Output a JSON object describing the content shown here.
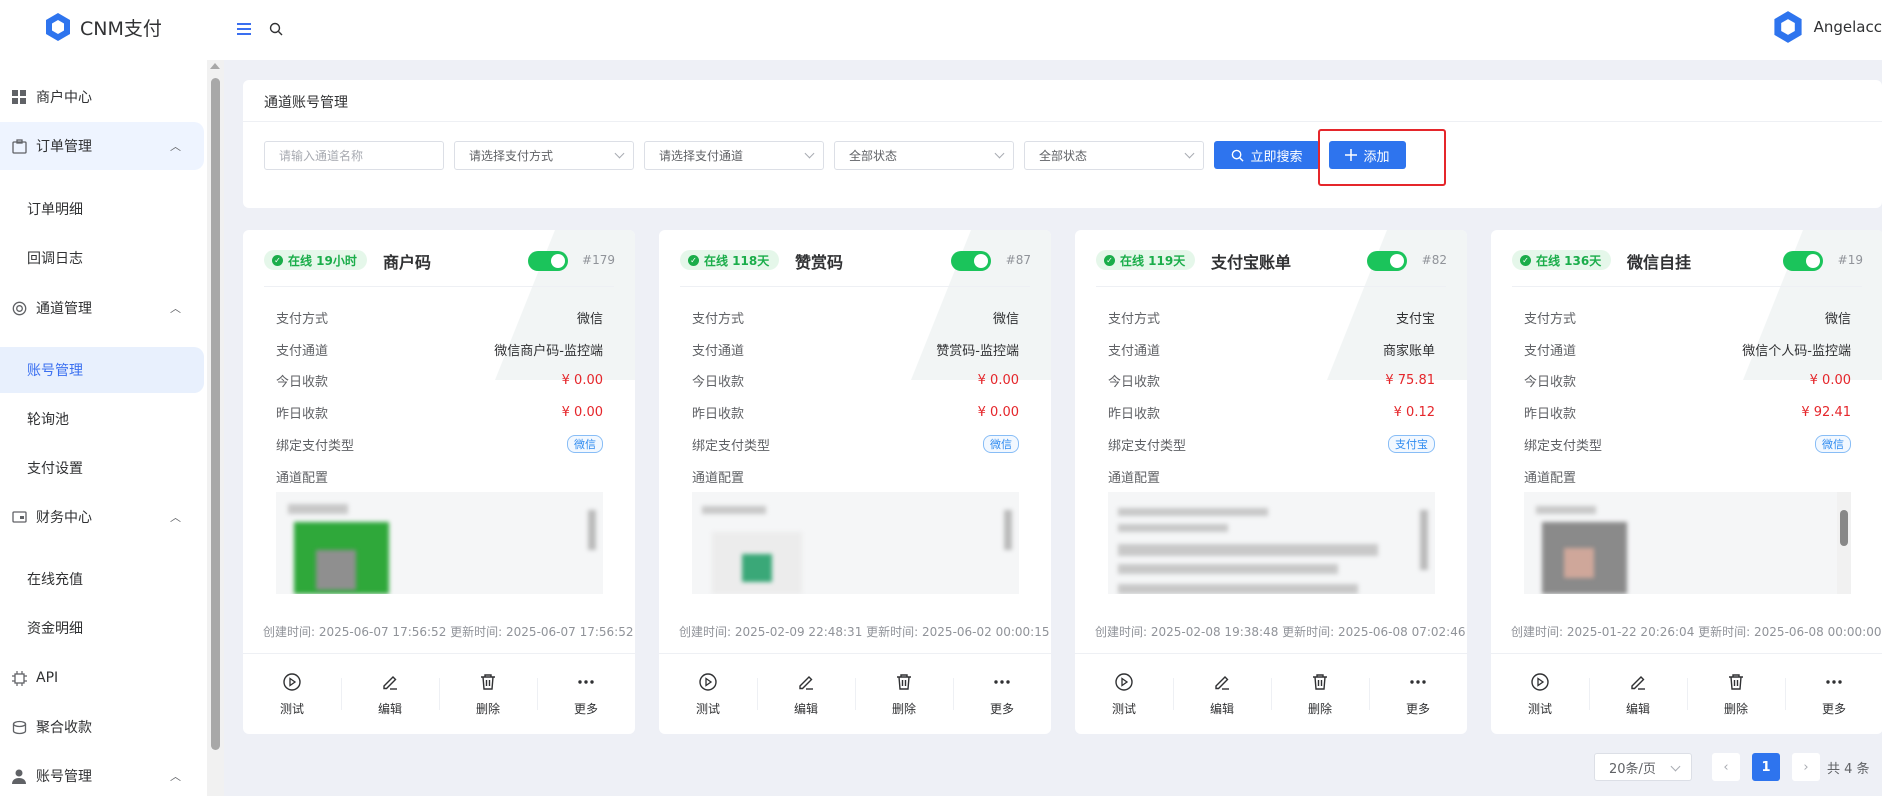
{
  "app": {
    "brand": "CNM支付",
    "user_name": "Angelacc"
  },
  "sidebar": {
    "items": [
      {
        "label": "商户中心",
        "icon": "grid-icon"
      },
      {
        "label": "订单管理",
        "icon": "clipboard-icon",
        "expanded": true,
        "children": [
          "订单明细",
          "回调日志"
        ]
      },
      {
        "label": "通道管理",
        "icon": "channel-icon",
        "expanded": true,
        "children": [
          "账号管理",
          "轮询池",
          "支付设置"
        ]
      },
      {
        "label": "财务中心",
        "icon": "wallet-icon",
        "expanded": true,
        "children": [
          "在线充值",
          "资金明细"
        ]
      },
      {
        "label": "API",
        "icon": "chip-icon"
      },
      {
        "label": "聚合收款",
        "icon": "collect-icon"
      },
      {
        "label": "账号管理",
        "icon": "user-icon",
        "expanded": true
      }
    ],
    "active_sub": "账号管理"
  },
  "panel": {
    "title": "通道账号管理",
    "filters": {
      "name_placeholder": "请输入通道名称",
      "pay_method": "请选择支付方式",
      "pay_channel": "请选择支付通道",
      "status1": "全部状态",
      "status2": "全部状态"
    },
    "search_label": "立即搜索",
    "add_label": "添加"
  },
  "labels": {
    "pay_method": "支付方式",
    "pay_channel": "支付通道",
    "today": "今日收款",
    "yesterday": "昨日收款",
    "bind_type": "绑定支付类型",
    "config": "通道配置",
    "created": "创建时间:",
    "updated": "更新时间:",
    "test": "测试",
    "edit": "编辑",
    "delete": "删除",
    "more": "更多"
  },
  "cards": [
    {
      "status": "在线 19小时",
      "name": "商户码",
      "id": "#179",
      "enabled": true,
      "method": "微信",
      "channel": "微信商户码-监控端",
      "today": "¥ 0.00",
      "yesterday": "¥ 0.00",
      "bind": "微信",
      "created": "2025-06-07 17:56:52",
      "updated": "2025-06-07 17:56:52"
    },
    {
      "status": "在线 118天",
      "name": "赞赏码",
      "id": "#87",
      "enabled": true,
      "method": "微信",
      "channel": "赞赏码-监控端",
      "today": "¥ 0.00",
      "yesterday": "¥ 0.00",
      "bind": "微信",
      "created": "2025-02-09 22:48:31",
      "updated": "2025-06-02 00:00:15"
    },
    {
      "status": "在线 119天",
      "name": "支付宝账单",
      "id": "#82",
      "enabled": true,
      "method": "支付宝",
      "channel": "商家账单",
      "today": "¥ 75.81",
      "yesterday": "¥ 0.12",
      "bind": "支付宝",
      "created": "2025-02-08 19:38:48",
      "updated": "2025-06-08 07:02:46"
    },
    {
      "status": "在线 136天",
      "name": "微信自挂",
      "id": "#19",
      "enabled": true,
      "method": "微信",
      "channel": "微信个人码-监控端",
      "today": "¥ 0.00",
      "yesterday": "¥ 92.41",
      "bind": "微信",
      "created": "2025-01-22 20:26:04",
      "updated": "2025-06-08 00:00:00"
    }
  ],
  "pagination": {
    "page_size": "20条/页",
    "current": "1",
    "total": "共 4 条"
  },
  "colors": {
    "primary": "#2e74ee",
    "success": "#1bc45b",
    "danger": "#e5262b",
    "highlight_box": "#e5262b"
  }
}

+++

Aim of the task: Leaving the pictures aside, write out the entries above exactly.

Exercise response:
Output a JSON object describing the content shown here.
{
  "app": {
    "brand": "CNM支付",
    "user_name": "Angelacc"
  },
  "sidebar": {
    "items": [
      {
        "label": "商户中心",
        "icon": "grid-icon"
      },
      {
        "label": "订单管理",
        "icon": "clipboard-icon",
        "expanded": true,
        "children": [
          "订单明细",
          "回调日志"
        ]
      },
      {
        "label": "通道管理",
        "icon": "channel-icon",
        "expanded": true,
        "children": [
          "账号管理",
          "轮询池",
          "支付设置"
        ]
      },
      {
        "label": "财务中心",
        "icon": "wallet-icon",
        "expanded": true,
        "children": [
          "在线充值",
          "资金明细"
        ]
      },
      {
        "label": "API",
        "icon": "chip-icon"
      },
      {
        "label": "聚合收款",
        "icon": "collect-icon"
      },
      {
        "label": "账号管理",
        "icon": "user-icon",
        "expanded": true
      }
    ],
    "active_sub": "账号管理"
  },
  "panel": {
    "title": "通道账号管理",
    "filters": {
      "name_placeholder": "请输入通道名称",
      "pay_method": "请选择支付方式",
      "pay_channel": "请选择支付通道",
      "status1": "全部状态",
      "status2": "全部状态"
    },
    "search_label": "立即搜索",
    "add_label": "添加"
  },
  "labels": {
    "pay_method": "支付方式",
    "pay_channel": "支付通道",
    "today": "今日收款",
    "yesterday": "昨日收款",
    "bind_type": "绑定支付类型",
    "config": "通道配置",
    "created": "创建时间:",
    "updated": "更新时间:",
    "test": "测试",
    "edit": "编辑",
    "delete": "删除",
    "more": "更多"
  },
  "cards": [
    {
      "status": "在线 19小时",
      "name": "商户码",
      "id": "#179",
      "enabled": true,
      "method": "微信",
      "channel": "微信商户码-监控端",
      "today": "¥ 0.00",
      "yesterday": "¥ 0.00",
      "bind": "微信",
      "created": "2025-06-07 17:56:52",
      "updated": "2025-06-07 17:56:52"
    },
    {
      "status": "在线 118天",
      "name": "赞赏码",
      "id": "#87",
      "enabled": true,
      "method": "微信",
      "channel": "赞赏码-监控端",
      "today": "¥ 0.00",
      "yesterday": "¥ 0.00",
      "bind": "微信",
      "created": "2025-02-09 22:48:31",
      "updated": "2025-06-02 00:00:15"
    },
    {
      "status": "在线 119天",
      "name": "支付宝账单",
      "id": "#82",
      "enabled": true,
      "method": "支付宝",
      "channel": "商家账单",
      "today": "¥ 75.81",
      "yesterday": "¥ 0.12",
      "bind": "支付宝",
      "created": "2025-02-08 19:38:48",
      "updated": "2025-06-08 07:02:46"
    },
    {
      "status": "在线 136天",
      "name": "微信自挂",
      "id": "#19",
      "enabled": true,
      "method": "微信",
      "channel": "微信个人码-监控端",
      "today": "¥ 0.00",
      "yesterday": "¥ 92.41",
      "bind": "微信",
      "created": "2025-01-22 20:26:04",
      "updated": "2025-06-08 00:00:00"
    }
  ],
  "pagination": {
    "page_size": "20条/页",
    "current": "1",
    "total": "共 4 条"
  },
  "colors": {
    "primary": "#2e74ee",
    "success": "#1bc45b",
    "danger": "#e5262b",
    "highlight_box": "#e5262b"
  }
}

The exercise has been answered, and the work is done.